This proposition, called the law of identity, is contained in every thought and every observation we have. When you observe a computer, you also observe that that computer is a computer. When you think of the number one, you can see that the number one is the number one. This is one of the undeniable foundations of rational thought.

“I am conscious” means that I am aware of the world and can identify things that exist using my mind. I can perceive the things that exist, whether they be cars, animals, or anything else that is presented to my senses. I am actually aware of the world.

Obviously, the fact that we are conscious is forced upon us by every perception or thought we have. If I perceive a lamp, I can see that I am aware of that lamp. If I think about Nazi Germany, I can see that my mind is thinking about Nazi Germany. Every act of my consciousness contains consciousness.
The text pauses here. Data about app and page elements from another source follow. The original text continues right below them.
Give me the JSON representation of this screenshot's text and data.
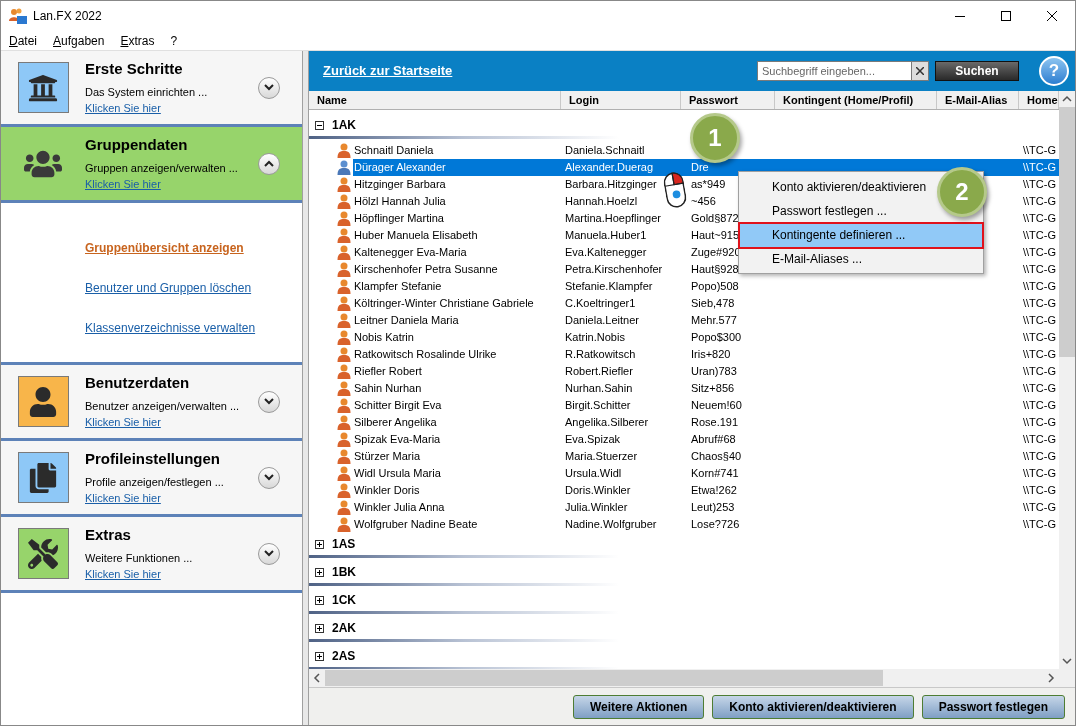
{
  "window": {
    "title": "Lan.FX 2022"
  },
  "menu": [
    {
      "label": "Datei",
      "mnemonic": true
    },
    {
      "label": "Aufgaben",
      "mnemonic": true
    },
    {
      "label": "Extras",
      "mnemonic": true
    },
    {
      "label": "?",
      "mnemonic": false
    }
  ],
  "sidebar": {
    "sections": [
      {
        "kind": "bank",
        "title": "Erste Schritte",
        "subtitle": "Das System einrichten ...",
        "link": "Klicken Sie hier",
        "expanded": false,
        "color": "#8ec8f7"
      },
      {
        "kind": "group",
        "title": "Gruppendaten",
        "subtitle": "Gruppen anzeigen/verwalten ...",
        "link": "Klicken Sie hier",
        "expanded": true,
        "color": "#97d46b",
        "links": [
          {
            "label": "Gruppenübersicht anzeigen",
            "selected": true
          },
          {
            "label": "Benutzer und Gruppen löschen",
            "selected": false
          },
          {
            "label": "Klassenverzeichnisse verwalten",
            "selected": false
          }
        ]
      },
      {
        "kind": "user",
        "title": "Benutzerdaten",
        "subtitle": "Benutzer anzeigen/verwalten ...",
        "link": "Klicken Sie hier",
        "expanded": false,
        "color": "#f8b54a"
      },
      {
        "kind": "documents",
        "title": "Profileinstellungen",
        "subtitle": "Profile anzeigen/festlegen ...",
        "link": "Klicken Sie hier",
        "expanded": false,
        "color": "#8ec8f7"
      },
      {
        "kind": "tools",
        "title": "Extras",
        "subtitle": "Weitere Funktionen ...",
        "link": "Klicken Sie hier",
        "expanded": false,
        "color": "#97d46b"
      }
    ]
  },
  "topbar": {
    "back_link": "Zurück zur Startseite",
    "search": {
      "placeholder": "Suchbegriff eingeben..."
    },
    "search_button": "Suchen",
    "help_button": "?"
  },
  "table": {
    "columns": [
      "Name",
      "Login",
      "Passwort",
      "Kontingent (Home/Profil)",
      "E-Mail-Alias",
      "Home"
    ],
    "groups": [
      {
        "label": "1AK",
        "expanded": true,
        "children": [
          {
            "name": "Schnaitl Daniela",
            "login": "Daniela.Schnaitl",
            "home": "\\\\TC-G",
            "selected": false
          },
          {
            "name": "Dürager Alexander",
            "login": "Alexander.Duerag",
            "password": "Dre",
            "home": "\\\\TC-G",
            "selected": true
          },
          {
            "name": "Hitzginger Barbara",
            "login": "Barbara.Hitzginger",
            "password": "as*949",
            "home": "\\\\TC-G",
            "selected": false
          },
          {
            "name": "Hölzl Hannah Julia",
            "login": "Hannah.Hoelzl",
            "password": "~456",
            "home": "\\\\TC-G",
            "selected": false
          },
          {
            "name": "Höpflinger Martina",
            "login": "Martina.Hoepflinger",
            "password": "Gold§872",
            "home": "\\\\TC-G",
            "selected": false
          },
          {
            "name": "Huber Manuela Elisabeth",
            "login": "Manuela.Huber1",
            "password": "Haut~915",
            "home": "\\\\TC-G",
            "selected": false
          },
          {
            "name": "Kaltenegger Eva-Maria",
            "login": "Eva.Kaltenegger",
            "password": "Zuge#920",
            "home": "\\\\TC-G",
            "selected": false
          },
          {
            "name": "Kirschenhofer Petra Susanne",
            "login": "Petra.Kirschenhofer",
            "password": "Haut§928",
            "home": "\\\\TC-G",
            "selected": false
          },
          {
            "name": "Klampfer Stefanie",
            "login": "Stefanie.Klampfer",
            "password": "Popo)508",
            "home": "\\\\TC-G",
            "selected": false
          },
          {
            "name": "Költringer-Winter Christiane Gabriele",
            "login": "C.Koeltringer1",
            "password": "Sieb,478",
            "home": "\\\\TC-G",
            "selected": false
          },
          {
            "name": "Leitner Daniela Maria",
            "login": "Daniela.Leitner",
            "password": "Mehr.577",
            "home": "\\\\TC-G",
            "selected": false
          },
          {
            "name": "Nobis Katrin",
            "login": "Katrin.Nobis",
            "password": "Popo$300",
            "home": "\\\\TC-G",
            "selected": false
          },
          {
            "name": "Ratkowitsch Rosalinde Ulrike",
            "login": "R.Ratkowitsch",
            "password": "Iris+820",
            "home": "\\\\TC-G",
            "selected": false
          },
          {
            "name": "Riefler Robert",
            "login": "Robert.Riefler",
            "password": "Uran)783",
            "home": "\\\\TC-G",
            "selected": false
          },
          {
            "name": "Sahin Nurhan",
            "login": "Nurhan.Sahin",
            "password": "Sitz+856",
            "home": "\\\\TC-G",
            "selected": false
          },
          {
            "name": "Schitter Birgit Eva",
            "login": "Birgit.Schitter",
            "password": "Neuem!60",
            "home": "\\\\TC-G",
            "selected": false
          },
          {
            "name": "Silberer Angelika",
            "login": "Angelika.Silberer",
            "password": "Rose.191",
            "home": "\\\\TC-G",
            "selected": false
          },
          {
            "name": "Spizak Eva-Maria",
            "login": "Eva.Spizak",
            "password": "Abruf#68",
            "home": "\\\\TC-G",
            "selected": false
          },
          {
            "name": "Stürzer Maria",
            "login": "Maria.Stuerzer",
            "password": "Chaos§40",
            "home": "\\\\TC-G",
            "selected": false
          },
          {
            "name": "Widl Ursula Maria",
            "login": "Ursula.Widl",
            "password": "Korn#741",
            "home": "\\\\TC-G",
            "selected": false
          },
          {
            "name": "Winkler Doris",
            "login": "Doris.Winkler",
            "password": "Etwa!262",
            "home": "\\\\TC-G",
            "selected": false
          },
          {
            "name": "Winkler Julia Anna",
            "login": "Julia.Winkler",
            "password": "Leut)253",
            "home": "\\\\TC-G",
            "selected": false
          },
          {
            "name": "Wolfgruber Nadine Beate",
            "login": "Nadine.Wolfgruber",
            "password": "Lose?726",
            "home": "\\\\TC-G",
            "selected": false
          }
        ]
      },
      {
        "label": "1AS",
        "expanded": false
      },
      {
        "label": "1BK",
        "expanded": false
      },
      {
        "label": "1CK",
        "expanded": false
      },
      {
        "label": "2AK",
        "expanded": false
      },
      {
        "label": "2AS",
        "expanded": false
      }
    ]
  },
  "context_menu": {
    "items": [
      {
        "label": "Konto aktivieren/deaktivieren",
        "selected": false
      },
      {
        "label": "Passwort festlegen ...",
        "selected": false
      },
      {
        "label": "Kontingente definieren ...",
        "selected": true
      },
      {
        "label": "E-Mail-Aliases ...",
        "selected": false
      }
    ]
  },
  "annotations": [
    "1",
    "2"
  ],
  "footer_buttons": [
    "Weitere Aktionen",
    "Konto aktivieren/deaktivieren",
    "Passwort festlegen"
  ]
}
Thought and perception are undeniable data of experience.

Conclusion

Having gone through these examples of self evident propositions, we can see that there are in fact self evident propositions, since there can be no doubt about the existence of an objective reality, the law of identity, or consciousness.

Some philosophers have raised objections to the idea of the self evident, and I may address those objections in another post. Keep in mind, though, that even if we do not know the answer to some tricky objection, that casts no doubt on the idea of self evidence or the self evident propositions I have enumerated. We can see, just by looking at them, that any objection to these propositions has to fail, even if we cannot identify the error in a specific objection.

Short Review of OPAR

Objectivism: The Philosophy of Ayn Rand by Leonard Peikoff was one of the first philosophy books I read, back when I was a teenager. It persuaded me that philosophical questions had objective answers and provided a coherent framework that I could use to approach philosophical issues with.

The book is a distilled presentation of the essential theoretical structure of Objectivism. It starts at the foundation with metaphysics, then proceeds to concept formation, epistemology, the good, the moral virtues, politics, capitalism, and aesthetics. Each topic is explained clearly and linked to the foregoing and previous.

Peikoff’s presentation of Rand’s philosophy is very engaging and persuasive. I recommend it if you’re interested in a compelling, systematic challenge to your worldview.